### Directions:
Find every line below with the word "Выберите" in it, and copy each one.

### Material provided:
########################################

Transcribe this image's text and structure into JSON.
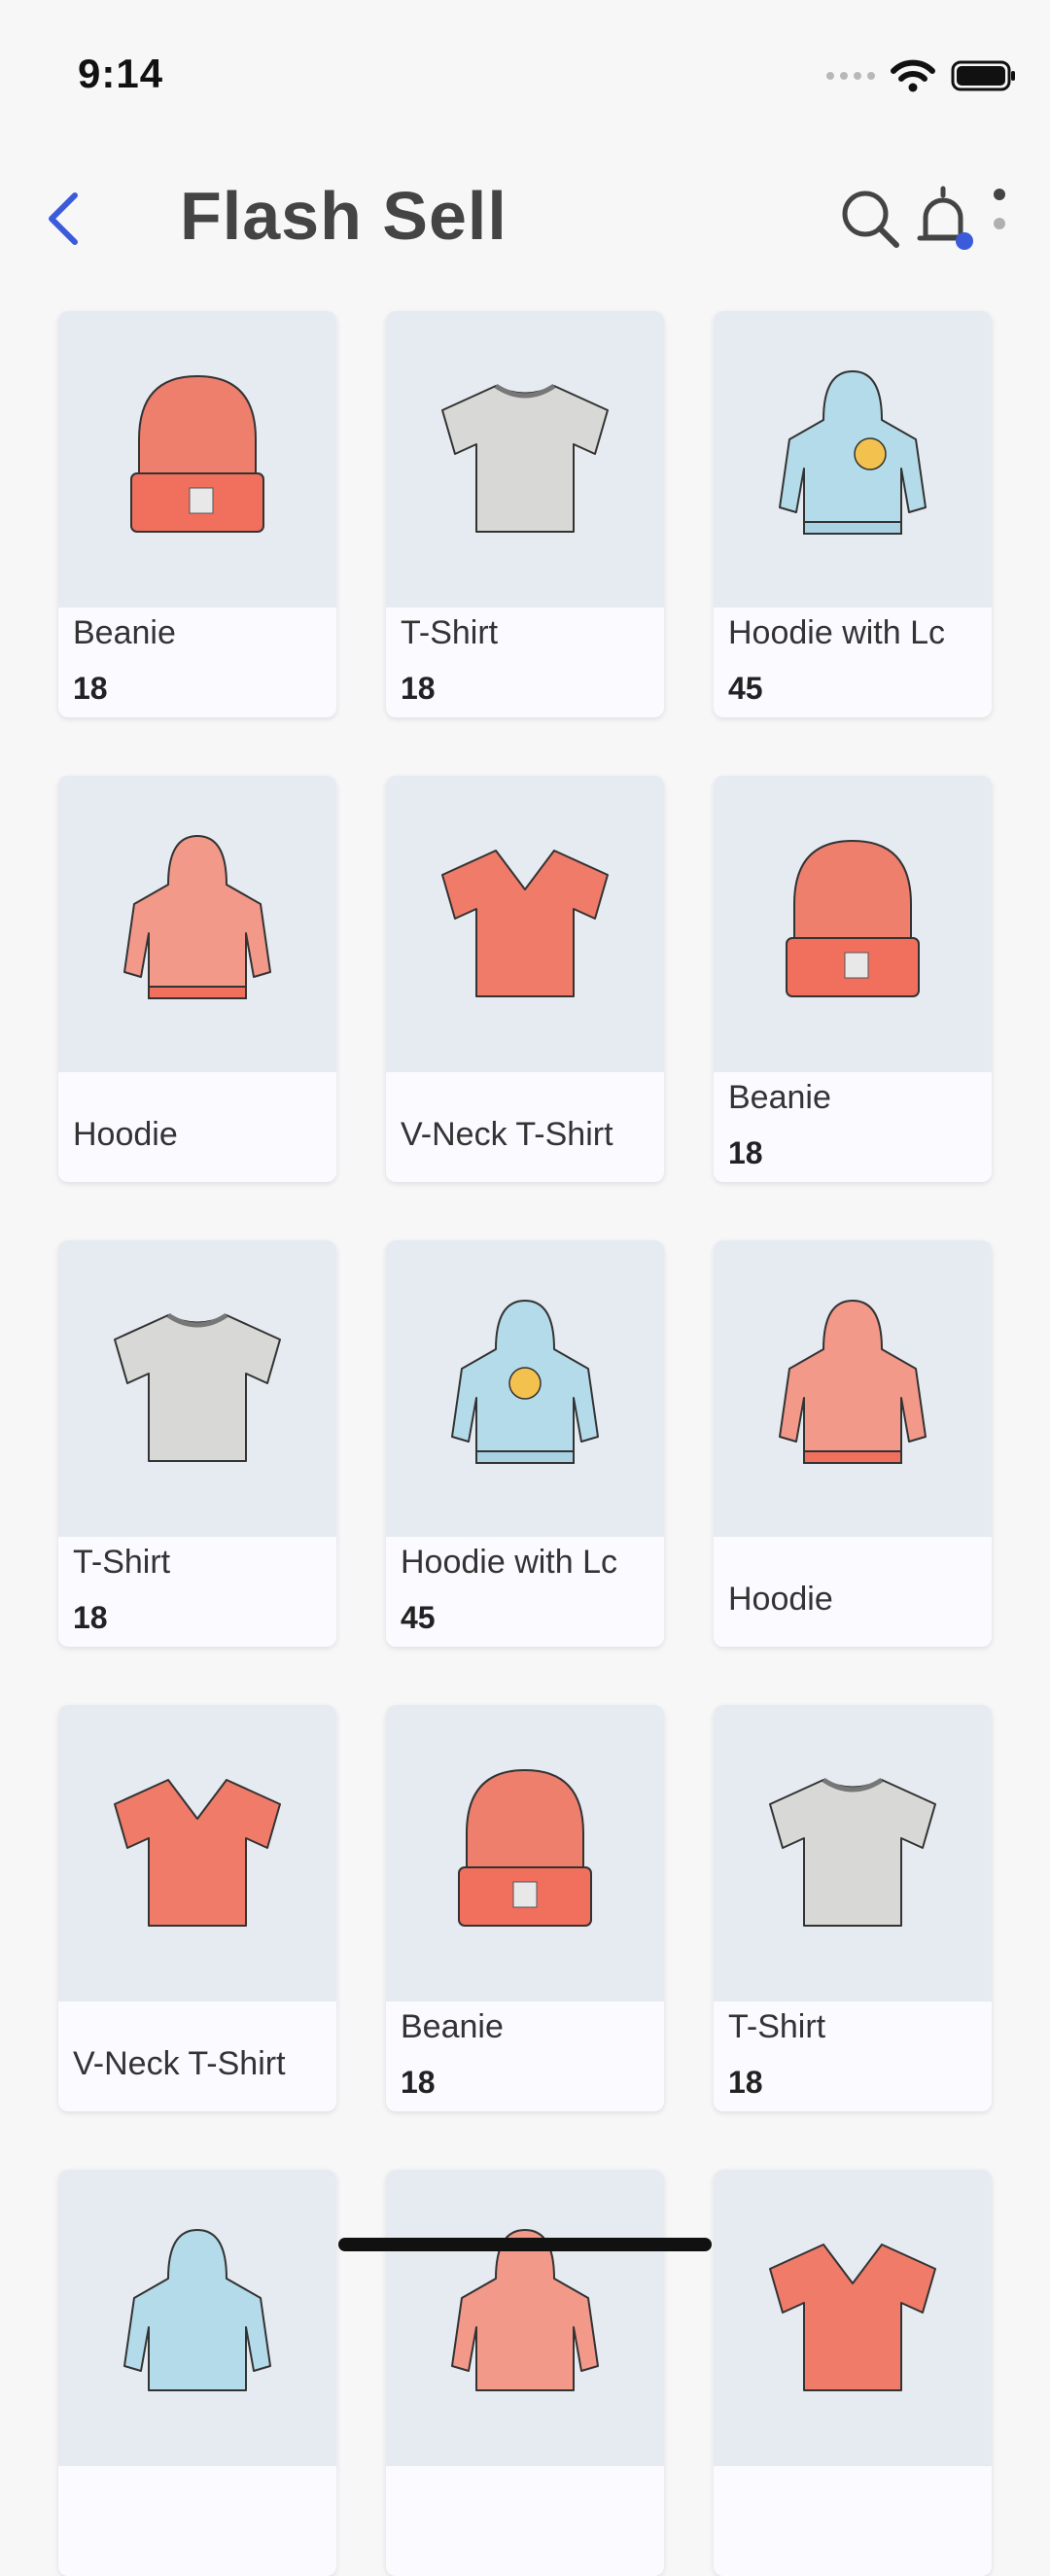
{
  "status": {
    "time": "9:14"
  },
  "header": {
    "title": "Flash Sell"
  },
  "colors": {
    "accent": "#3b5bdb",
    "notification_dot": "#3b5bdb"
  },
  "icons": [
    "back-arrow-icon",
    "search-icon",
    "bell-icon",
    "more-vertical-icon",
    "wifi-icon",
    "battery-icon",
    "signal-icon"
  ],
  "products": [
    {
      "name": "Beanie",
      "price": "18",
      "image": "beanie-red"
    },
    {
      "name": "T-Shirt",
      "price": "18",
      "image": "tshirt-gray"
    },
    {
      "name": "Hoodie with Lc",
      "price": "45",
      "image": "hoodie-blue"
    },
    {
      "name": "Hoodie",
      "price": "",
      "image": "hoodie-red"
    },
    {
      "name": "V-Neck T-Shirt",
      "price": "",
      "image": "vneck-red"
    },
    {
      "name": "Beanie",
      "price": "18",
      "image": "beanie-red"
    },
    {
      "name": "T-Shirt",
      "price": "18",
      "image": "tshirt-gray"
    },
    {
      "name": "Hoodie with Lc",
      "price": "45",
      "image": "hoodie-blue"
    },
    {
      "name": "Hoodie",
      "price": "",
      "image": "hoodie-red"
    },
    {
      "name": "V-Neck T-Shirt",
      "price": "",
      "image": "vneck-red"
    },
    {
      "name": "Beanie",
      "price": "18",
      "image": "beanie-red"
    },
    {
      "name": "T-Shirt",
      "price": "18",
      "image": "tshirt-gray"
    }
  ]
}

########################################

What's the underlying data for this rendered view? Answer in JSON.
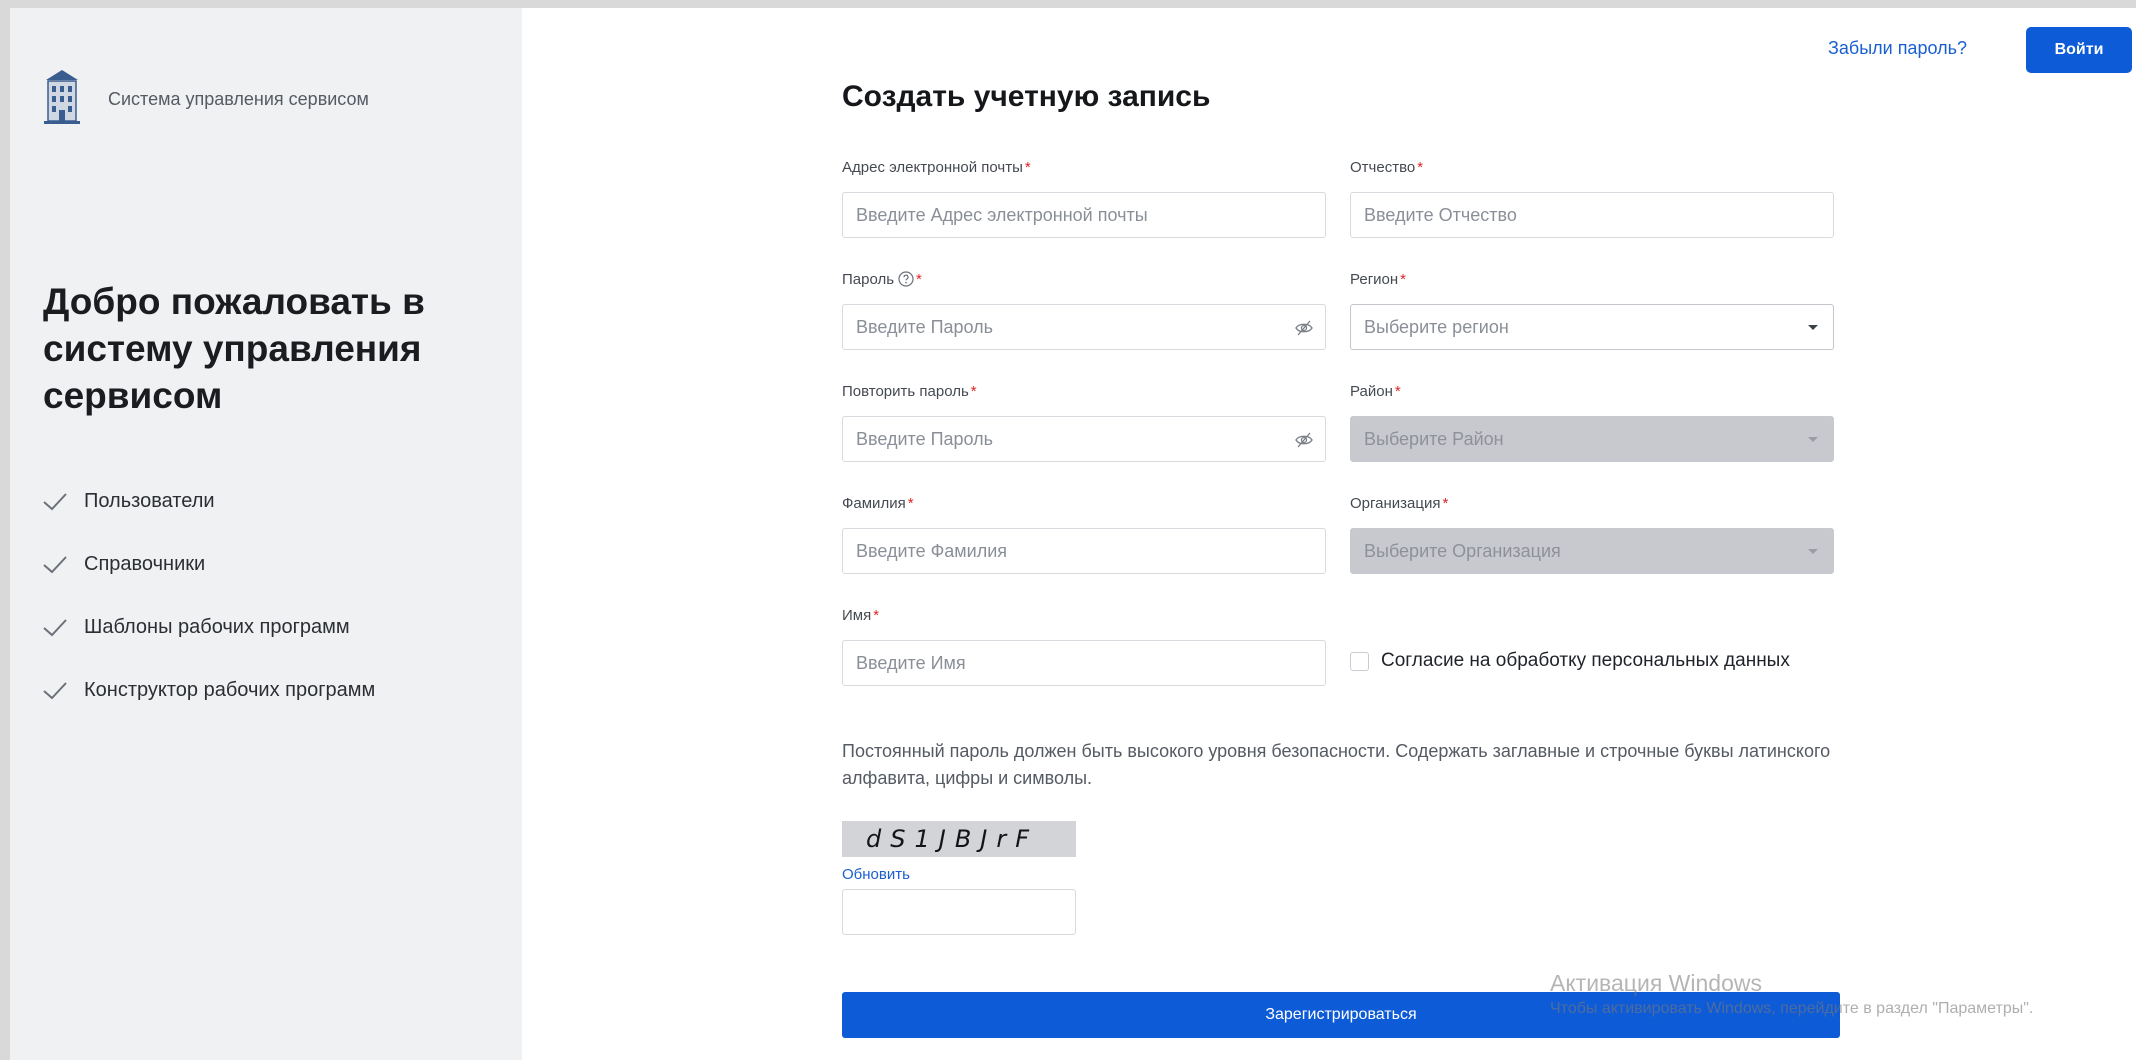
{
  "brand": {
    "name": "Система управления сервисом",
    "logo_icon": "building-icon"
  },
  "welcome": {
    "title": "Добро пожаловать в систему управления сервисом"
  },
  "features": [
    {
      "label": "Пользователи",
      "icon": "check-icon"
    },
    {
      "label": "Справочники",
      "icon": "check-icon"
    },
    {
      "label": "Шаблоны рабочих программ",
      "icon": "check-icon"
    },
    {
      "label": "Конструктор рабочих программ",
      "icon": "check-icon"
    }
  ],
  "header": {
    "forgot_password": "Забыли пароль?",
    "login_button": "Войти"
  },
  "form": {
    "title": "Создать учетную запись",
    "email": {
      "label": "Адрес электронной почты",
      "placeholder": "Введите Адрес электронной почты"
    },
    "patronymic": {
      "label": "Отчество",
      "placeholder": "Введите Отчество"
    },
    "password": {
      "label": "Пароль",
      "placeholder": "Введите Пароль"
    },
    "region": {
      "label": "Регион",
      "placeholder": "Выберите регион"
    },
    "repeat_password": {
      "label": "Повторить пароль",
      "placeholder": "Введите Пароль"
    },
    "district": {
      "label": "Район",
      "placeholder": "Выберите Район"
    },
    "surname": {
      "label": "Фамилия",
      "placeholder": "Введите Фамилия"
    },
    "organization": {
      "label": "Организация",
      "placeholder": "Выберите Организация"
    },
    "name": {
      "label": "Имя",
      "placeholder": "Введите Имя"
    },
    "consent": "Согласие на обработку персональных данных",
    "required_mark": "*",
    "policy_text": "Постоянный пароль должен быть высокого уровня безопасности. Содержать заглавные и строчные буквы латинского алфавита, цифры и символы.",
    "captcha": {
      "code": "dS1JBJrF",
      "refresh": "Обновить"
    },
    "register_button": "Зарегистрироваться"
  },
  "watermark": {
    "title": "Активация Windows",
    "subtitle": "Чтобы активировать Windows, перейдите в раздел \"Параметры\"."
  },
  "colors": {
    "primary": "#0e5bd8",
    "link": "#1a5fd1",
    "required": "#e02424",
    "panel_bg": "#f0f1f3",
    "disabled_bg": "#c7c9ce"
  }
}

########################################

### Exercise result:
      "placeholder": "Выберите регион"
      "placeholder": "Выберите Район"
      "placeholder": "Выберите Организация"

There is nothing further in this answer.